As law currently stands, individuals born in New Jersey must prove that they have had some form of gender-confirming surgery before they can update their birth record. These surgeries generally cost tens of thousands of dollars, and often are not covered by health insurance, leaving many transgender individuals either unable or unwilling to undergo this method of treatment. Many trans individuals opt to medically transition solely through hormone replacement therapy. As New Jersey law stands currently, those individuals are not able to update their birth certificate. 

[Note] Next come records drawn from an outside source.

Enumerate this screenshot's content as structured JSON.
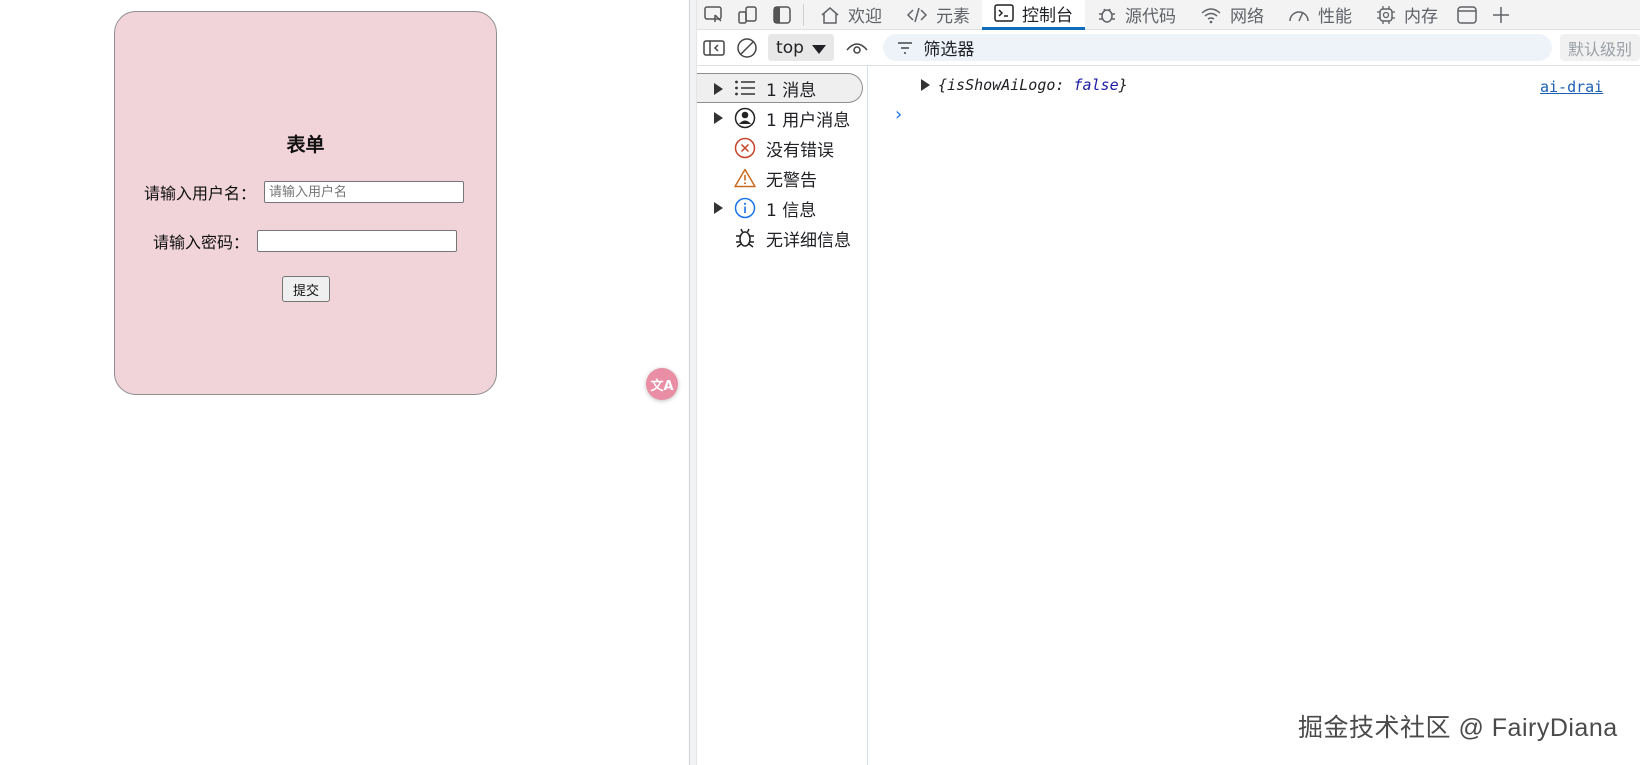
{
  "form": {
    "title": "表单",
    "username_label": "请输入用户名：",
    "username_placeholder": "请输入用户名",
    "username_value": "",
    "password_label": "请输入密码：",
    "password_value": "",
    "submit_label": "提交"
  },
  "translate_fab": {
    "icon": "translate-icon",
    "glyph": "文A",
    "color": "#e98ea4"
  },
  "devtools": {
    "tabs": [
      {
        "label": "欢迎",
        "icon": "home-icon",
        "active": false
      },
      {
        "label": "元素",
        "icon": "code-icon",
        "active": false
      },
      {
        "label": "控制台",
        "icon": "console-icon",
        "active": true
      },
      {
        "label": "源代码",
        "icon": "bug-icon",
        "active": false
      },
      {
        "label": "网络",
        "icon": "wifi-icon",
        "active": false
      },
      {
        "label": "性能",
        "icon": "gauge-icon",
        "active": false
      },
      {
        "label": "内存",
        "icon": "chip-icon",
        "active": false
      }
    ],
    "toolbar": {
      "context": "top",
      "filter_placeholder": "筛选器",
      "levels": "默认级别"
    },
    "sidebar": [
      {
        "label": "1 消息",
        "icon": "list-icon",
        "expandable": true,
        "selected": true
      },
      {
        "label": "1 用户消息",
        "icon": "user-icon",
        "expandable": true,
        "selected": false
      },
      {
        "label": "没有错误",
        "icon": "error-icon",
        "expandable": false,
        "selected": false
      },
      {
        "label": "无警告",
        "icon": "warning-icon",
        "expandable": false,
        "selected": false
      },
      {
        "label": "1 信息",
        "icon": "info-icon",
        "expandable": true,
        "selected": false
      },
      {
        "label": "无详细信息",
        "icon": "bug-icon",
        "expandable": false,
        "selected": false
      }
    ],
    "log": {
      "object_open": "{",
      "key": "isShowAiLogo",
      "sep": ": ",
      "value": "false",
      "object_close": "}",
      "source": "ai-drai"
    },
    "accent_color": "#0f6cbd"
  },
  "watermark": "掘金技术社区 @ FairyDiana"
}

Most federal forms of identification can be updated without proof of surgery. Records with the Social Security Administration, U.S. State Department, and Department of Veterans Affairs can updated without any sort of surgery, instead requiring an affidavit from a medical provider that confirms an individual has received appropriate clinical treatment to transition. The discrepancy between the requirements to update various forms of identification can leave many transgender individuals in an unenviable position, where various forms of identification do not match up, leaving these individuals open to increased scrutiny, suspicion of fraud, and nonconsensually being outed as transgender.

For those of us transgender folk who don't see SRS in our future, any of this news is of importance to us. Plus, if indeed New Jersey Gov Chris Christie is going to try to make a presidential run, this would be an early indication if this Republican is going to attempt to broaden his political base or again keep the Republicans in the political dark ages.

Friday, September 7, 2012

Transgender Vets and the Veteran

Yes I am a transgender vet and yes I have posted nearly every story I can find on the subject.
My experience with the Veterans Administration (VA) has been overall positive but unfortunately other transgender vets (even in my own state of Ohio) have not fared as well. The VA centers seem to operate on their own agendas, perhaps not to the extent of denying directed care for transgender veterans as much as the respect shown in the process.
The latest story I found is a very positive one from CBS in Minneapolis, Minnesota and involves the story of a trans man who served as a woman in the Marines:


"There is a program available at the VA hospital in Minneapolis that’s serving an often hidden population — transgender veterans. Peter Klicker served in the Marines as a woman, Karin Klicker. Years later, the veteran says he’s finally found the help he’s hoped for. Klicker grew up in a house full of older brothers in the ’60s and ’70s. And, one summer, the then 7-year-old Karin convinced a group of guys she was a boy, so she’d be able to play baseball. “When you’re seven, you don’t really think about that foresight,” Klicker said. “My mother made me wear a dress on the first day of school.” Jan James, a nurse practitioner at the medical center, has taken it a step further. As part of her doctorate program, she had to identify an underserved patient group. As part of her plan, the clinic now offers hormone therapy and counseling services to transgender veterans, so they’re not forced to find black-market alternatives. “My mission is not just to identify that group, but to give them a voice within the VA system,” James said.

 Go here for more!

Wednesday, August 8, 2012

The Girls of Summer

I have written in length here in Cyrsti's Condo on my summer experiences on hormones.
Just happened to come across someone who describes the same process so much better than I and decided to pass along her ideas.
Her name is Paris Lee and she writes for the UK GayTimes. Read it here.

Thursday, July 12, 2012

Transgender Model

Lauren Foster was born in South Africa and is one of the world's most recognized transsexual women, having been one of the first to pose for Vogue Mexico in the 1980's. She began transitioning in her teens and by 17 she was undergoing hormone therapy and living full-time as a female. At the age of 18 she underwent sex reassignment surgery, which was performed by world renowned surgeon Derk Crichton.

Workplace Issues

Image from Gabrielle Henderson  on UnSplash. Sadly, many transgender women and trans men still get discriminated against when they seek out ...